Return every line in the entries below where the word "task" shows up.

[Start of Attachment]

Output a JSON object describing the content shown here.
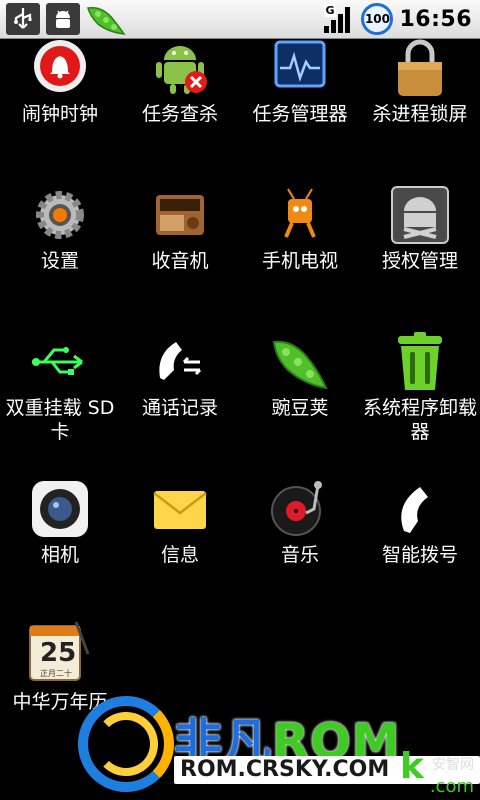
{
  "status_bar": {
    "icons": [
      "usb-icon",
      "android-debug-icon",
      "peapod-icon"
    ],
    "signal_label": "G",
    "battery": "100",
    "time": "16:56"
  },
  "apps": [
    {
      "label": "闹钟时钟",
      "icon": "alarm-clock-icon"
    },
    {
      "label": "任务查杀",
      "icon": "task-killer-icon"
    },
    {
      "label": "任务管理器",
      "icon": "task-manager-icon"
    },
    {
      "label": "杀进程锁屏",
      "icon": "padlock-icon"
    },
    {
      "label": "设置",
      "icon": "settings-gear-icon"
    },
    {
      "label": "收音机",
      "icon": "radio-icon"
    },
    {
      "label": "手机电视",
      "icon": "mobile-tv-icon"
    },
    {
      "label": "授权管理",
      "icon": "superuser-icon"
    },
    {
      "label": "双重挂载 SD卡",
      "icon": "usb-mount-icon"
    },
    {
      "label": "通话记录",
      "icon": "call-log-icon"
    },
    {
      "label": "豌豆荚",
      "icon": "wandoujia-icon"
    },
    {
      "label": "系统程序卸载器",
      "icon": "uninstaller-trash-icon"
    },
    {
      "label": "相机",
      "icon": "camera-icon"
    },
    {
      "label": "信息",
      "icon": "messages-envelope-icon"
    },
    {
      "label": "音乐",
      "icon": "music-record-icon"
    },
    {
      "label": "智能拨号",
      "icon": "phone-handset-icon"
    },
    {
      "label": "中华万年历",
      "icon": "calendar-icon",
      "icon_text": "25",
      "icon_subtext": "正月二十"
    }
  ],
  "watermark": {
    "title_a": "非凡",
    "title_b": "ROM",
    "subtitle": "ROM.CRSKY.COM",
    "k": "k",
    "site": "安智网",
    "com": ".com"
  }
}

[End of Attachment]

| RESPONSE AREA |
      "icon": "task-killer-icon"
      "icon": "task-manager-icon"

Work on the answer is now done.